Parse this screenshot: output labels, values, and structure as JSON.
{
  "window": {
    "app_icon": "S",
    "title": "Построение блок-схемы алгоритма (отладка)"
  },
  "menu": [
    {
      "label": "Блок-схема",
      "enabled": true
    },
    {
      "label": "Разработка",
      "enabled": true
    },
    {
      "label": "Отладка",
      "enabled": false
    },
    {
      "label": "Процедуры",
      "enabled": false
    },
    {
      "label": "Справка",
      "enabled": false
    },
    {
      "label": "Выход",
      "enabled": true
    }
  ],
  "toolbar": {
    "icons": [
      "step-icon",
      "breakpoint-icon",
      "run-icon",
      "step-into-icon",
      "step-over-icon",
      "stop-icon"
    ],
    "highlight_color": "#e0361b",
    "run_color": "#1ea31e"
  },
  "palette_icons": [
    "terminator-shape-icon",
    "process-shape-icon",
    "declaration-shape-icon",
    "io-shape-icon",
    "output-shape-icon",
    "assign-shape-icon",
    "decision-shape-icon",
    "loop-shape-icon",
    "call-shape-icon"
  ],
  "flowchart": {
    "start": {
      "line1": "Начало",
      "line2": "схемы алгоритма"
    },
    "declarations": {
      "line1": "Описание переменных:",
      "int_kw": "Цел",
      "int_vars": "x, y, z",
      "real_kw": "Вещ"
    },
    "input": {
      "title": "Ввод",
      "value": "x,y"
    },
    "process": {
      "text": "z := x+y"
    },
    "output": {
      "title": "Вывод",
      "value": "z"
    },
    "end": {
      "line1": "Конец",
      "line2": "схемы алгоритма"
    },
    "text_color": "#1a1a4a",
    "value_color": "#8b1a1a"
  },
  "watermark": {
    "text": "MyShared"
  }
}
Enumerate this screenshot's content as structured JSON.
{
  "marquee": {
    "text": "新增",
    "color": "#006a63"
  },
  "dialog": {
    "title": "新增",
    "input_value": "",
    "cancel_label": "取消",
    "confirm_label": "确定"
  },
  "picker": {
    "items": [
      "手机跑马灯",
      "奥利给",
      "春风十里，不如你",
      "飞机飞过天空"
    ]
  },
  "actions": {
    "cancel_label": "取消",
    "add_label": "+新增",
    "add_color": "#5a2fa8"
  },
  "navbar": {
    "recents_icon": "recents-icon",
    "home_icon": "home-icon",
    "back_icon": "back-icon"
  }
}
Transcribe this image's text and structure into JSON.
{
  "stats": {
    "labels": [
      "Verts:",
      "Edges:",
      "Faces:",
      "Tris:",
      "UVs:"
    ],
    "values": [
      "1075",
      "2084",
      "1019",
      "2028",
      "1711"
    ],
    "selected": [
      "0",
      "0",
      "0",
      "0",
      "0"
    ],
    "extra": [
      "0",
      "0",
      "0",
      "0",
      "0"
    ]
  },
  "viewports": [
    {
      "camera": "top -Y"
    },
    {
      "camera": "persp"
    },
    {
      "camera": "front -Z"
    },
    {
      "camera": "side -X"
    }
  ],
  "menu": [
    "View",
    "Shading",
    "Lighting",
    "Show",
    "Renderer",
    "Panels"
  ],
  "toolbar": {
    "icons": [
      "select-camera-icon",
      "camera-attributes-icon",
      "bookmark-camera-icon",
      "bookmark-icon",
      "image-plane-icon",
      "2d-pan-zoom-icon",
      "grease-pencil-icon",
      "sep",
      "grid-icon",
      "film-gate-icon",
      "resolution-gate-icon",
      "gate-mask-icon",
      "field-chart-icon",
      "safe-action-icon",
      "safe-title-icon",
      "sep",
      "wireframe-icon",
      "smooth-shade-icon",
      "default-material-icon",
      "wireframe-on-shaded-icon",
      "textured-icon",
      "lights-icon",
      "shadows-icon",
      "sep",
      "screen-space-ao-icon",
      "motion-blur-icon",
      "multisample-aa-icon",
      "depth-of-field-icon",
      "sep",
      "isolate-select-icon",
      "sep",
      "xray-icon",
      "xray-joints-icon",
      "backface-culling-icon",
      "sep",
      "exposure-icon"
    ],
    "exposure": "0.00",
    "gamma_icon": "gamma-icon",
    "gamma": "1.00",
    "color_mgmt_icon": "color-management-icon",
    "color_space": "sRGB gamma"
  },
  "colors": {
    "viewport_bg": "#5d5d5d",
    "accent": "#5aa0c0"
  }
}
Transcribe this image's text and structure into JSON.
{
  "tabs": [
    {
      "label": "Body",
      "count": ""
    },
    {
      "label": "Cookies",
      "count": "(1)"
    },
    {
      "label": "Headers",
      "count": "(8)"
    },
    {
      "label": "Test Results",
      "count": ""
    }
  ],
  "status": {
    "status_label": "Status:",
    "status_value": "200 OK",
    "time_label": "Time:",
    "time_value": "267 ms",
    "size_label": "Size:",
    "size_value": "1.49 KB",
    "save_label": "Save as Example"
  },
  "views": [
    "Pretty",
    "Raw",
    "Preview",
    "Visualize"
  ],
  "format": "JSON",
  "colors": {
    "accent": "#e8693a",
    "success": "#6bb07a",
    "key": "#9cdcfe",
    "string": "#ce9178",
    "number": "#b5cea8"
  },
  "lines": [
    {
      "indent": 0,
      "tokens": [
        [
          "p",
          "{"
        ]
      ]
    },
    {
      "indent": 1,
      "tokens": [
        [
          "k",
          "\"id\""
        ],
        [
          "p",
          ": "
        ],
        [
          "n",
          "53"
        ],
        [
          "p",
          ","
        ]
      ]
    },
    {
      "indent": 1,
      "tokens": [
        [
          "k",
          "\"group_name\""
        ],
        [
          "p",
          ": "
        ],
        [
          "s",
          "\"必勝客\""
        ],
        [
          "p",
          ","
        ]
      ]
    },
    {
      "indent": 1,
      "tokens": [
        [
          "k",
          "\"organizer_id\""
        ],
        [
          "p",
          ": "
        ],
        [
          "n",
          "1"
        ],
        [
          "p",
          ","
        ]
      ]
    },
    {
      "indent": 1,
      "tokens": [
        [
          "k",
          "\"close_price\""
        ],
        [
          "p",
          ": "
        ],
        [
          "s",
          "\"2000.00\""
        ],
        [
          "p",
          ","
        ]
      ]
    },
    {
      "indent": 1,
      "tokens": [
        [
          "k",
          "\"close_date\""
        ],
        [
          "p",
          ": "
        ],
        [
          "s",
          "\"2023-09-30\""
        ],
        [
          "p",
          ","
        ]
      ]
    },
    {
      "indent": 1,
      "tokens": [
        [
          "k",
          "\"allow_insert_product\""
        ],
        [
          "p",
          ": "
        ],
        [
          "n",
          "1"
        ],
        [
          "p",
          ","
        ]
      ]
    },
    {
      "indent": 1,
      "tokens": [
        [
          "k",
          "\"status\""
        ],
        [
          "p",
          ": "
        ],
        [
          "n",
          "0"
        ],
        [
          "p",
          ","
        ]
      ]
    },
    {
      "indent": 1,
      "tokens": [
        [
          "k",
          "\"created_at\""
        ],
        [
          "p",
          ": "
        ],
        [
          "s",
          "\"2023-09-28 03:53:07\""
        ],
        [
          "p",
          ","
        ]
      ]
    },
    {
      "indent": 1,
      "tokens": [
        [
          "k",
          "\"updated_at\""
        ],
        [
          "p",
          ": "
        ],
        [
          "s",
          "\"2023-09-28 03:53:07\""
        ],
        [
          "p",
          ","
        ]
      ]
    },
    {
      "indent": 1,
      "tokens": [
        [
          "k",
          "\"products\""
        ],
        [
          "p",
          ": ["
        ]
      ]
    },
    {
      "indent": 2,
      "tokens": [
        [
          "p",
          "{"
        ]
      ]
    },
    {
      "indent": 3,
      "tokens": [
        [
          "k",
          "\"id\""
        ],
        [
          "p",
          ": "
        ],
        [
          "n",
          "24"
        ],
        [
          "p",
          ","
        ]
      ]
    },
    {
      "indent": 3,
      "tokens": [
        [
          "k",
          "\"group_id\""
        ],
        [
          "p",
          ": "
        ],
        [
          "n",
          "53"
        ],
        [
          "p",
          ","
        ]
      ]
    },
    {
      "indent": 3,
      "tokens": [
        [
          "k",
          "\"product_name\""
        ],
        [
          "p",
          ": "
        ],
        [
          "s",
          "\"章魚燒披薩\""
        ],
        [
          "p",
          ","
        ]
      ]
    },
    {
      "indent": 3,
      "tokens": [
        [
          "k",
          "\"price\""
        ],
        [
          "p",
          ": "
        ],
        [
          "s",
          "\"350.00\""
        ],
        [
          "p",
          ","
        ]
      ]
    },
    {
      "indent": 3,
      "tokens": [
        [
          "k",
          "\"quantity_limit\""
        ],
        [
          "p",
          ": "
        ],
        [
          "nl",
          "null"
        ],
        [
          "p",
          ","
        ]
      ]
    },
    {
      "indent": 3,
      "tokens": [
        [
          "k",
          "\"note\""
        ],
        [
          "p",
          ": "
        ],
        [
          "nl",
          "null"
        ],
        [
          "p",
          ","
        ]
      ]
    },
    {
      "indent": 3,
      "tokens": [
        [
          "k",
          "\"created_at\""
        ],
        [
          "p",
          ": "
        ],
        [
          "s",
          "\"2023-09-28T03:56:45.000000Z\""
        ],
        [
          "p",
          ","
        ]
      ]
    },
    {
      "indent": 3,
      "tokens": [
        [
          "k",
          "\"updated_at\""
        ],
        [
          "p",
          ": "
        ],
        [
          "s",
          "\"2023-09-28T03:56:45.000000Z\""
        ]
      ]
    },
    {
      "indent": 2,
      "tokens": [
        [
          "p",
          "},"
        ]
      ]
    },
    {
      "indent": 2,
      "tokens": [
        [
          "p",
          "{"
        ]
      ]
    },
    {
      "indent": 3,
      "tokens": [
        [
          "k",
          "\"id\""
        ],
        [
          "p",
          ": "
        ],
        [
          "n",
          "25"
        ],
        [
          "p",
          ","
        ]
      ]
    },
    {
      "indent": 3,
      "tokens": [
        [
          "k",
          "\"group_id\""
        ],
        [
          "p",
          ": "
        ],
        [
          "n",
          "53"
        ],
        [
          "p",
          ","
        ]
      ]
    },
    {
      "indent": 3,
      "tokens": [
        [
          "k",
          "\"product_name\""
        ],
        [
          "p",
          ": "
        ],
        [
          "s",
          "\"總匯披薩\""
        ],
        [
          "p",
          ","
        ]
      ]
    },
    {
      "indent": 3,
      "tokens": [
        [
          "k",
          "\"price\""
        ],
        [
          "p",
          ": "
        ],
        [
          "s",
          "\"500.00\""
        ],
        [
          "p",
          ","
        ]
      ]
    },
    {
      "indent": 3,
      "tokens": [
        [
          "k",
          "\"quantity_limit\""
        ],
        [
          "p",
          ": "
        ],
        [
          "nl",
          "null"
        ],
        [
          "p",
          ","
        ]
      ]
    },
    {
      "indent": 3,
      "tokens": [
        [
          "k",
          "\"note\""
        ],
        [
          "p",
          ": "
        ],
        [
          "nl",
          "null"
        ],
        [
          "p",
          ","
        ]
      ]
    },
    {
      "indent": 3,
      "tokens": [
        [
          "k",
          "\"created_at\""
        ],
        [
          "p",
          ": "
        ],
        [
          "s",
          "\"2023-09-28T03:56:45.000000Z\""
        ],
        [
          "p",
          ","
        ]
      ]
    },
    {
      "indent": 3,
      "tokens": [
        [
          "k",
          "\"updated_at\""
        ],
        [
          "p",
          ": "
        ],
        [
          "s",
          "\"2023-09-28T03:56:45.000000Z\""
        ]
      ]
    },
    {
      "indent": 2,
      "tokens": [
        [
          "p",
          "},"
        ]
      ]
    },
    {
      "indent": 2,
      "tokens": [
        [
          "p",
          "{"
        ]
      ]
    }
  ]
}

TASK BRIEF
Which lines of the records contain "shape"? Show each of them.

YOUR SOLUTION
    "terminator-shape-icon",
    "process-shape-icon",
    "declaration-shape-icon",
    "io-shape-icon",
    "output-shape-icon",
    "assign-shape-icon",
    "decision-shape-icon",
    "loop-shape-icon",
    "call-shape-icon"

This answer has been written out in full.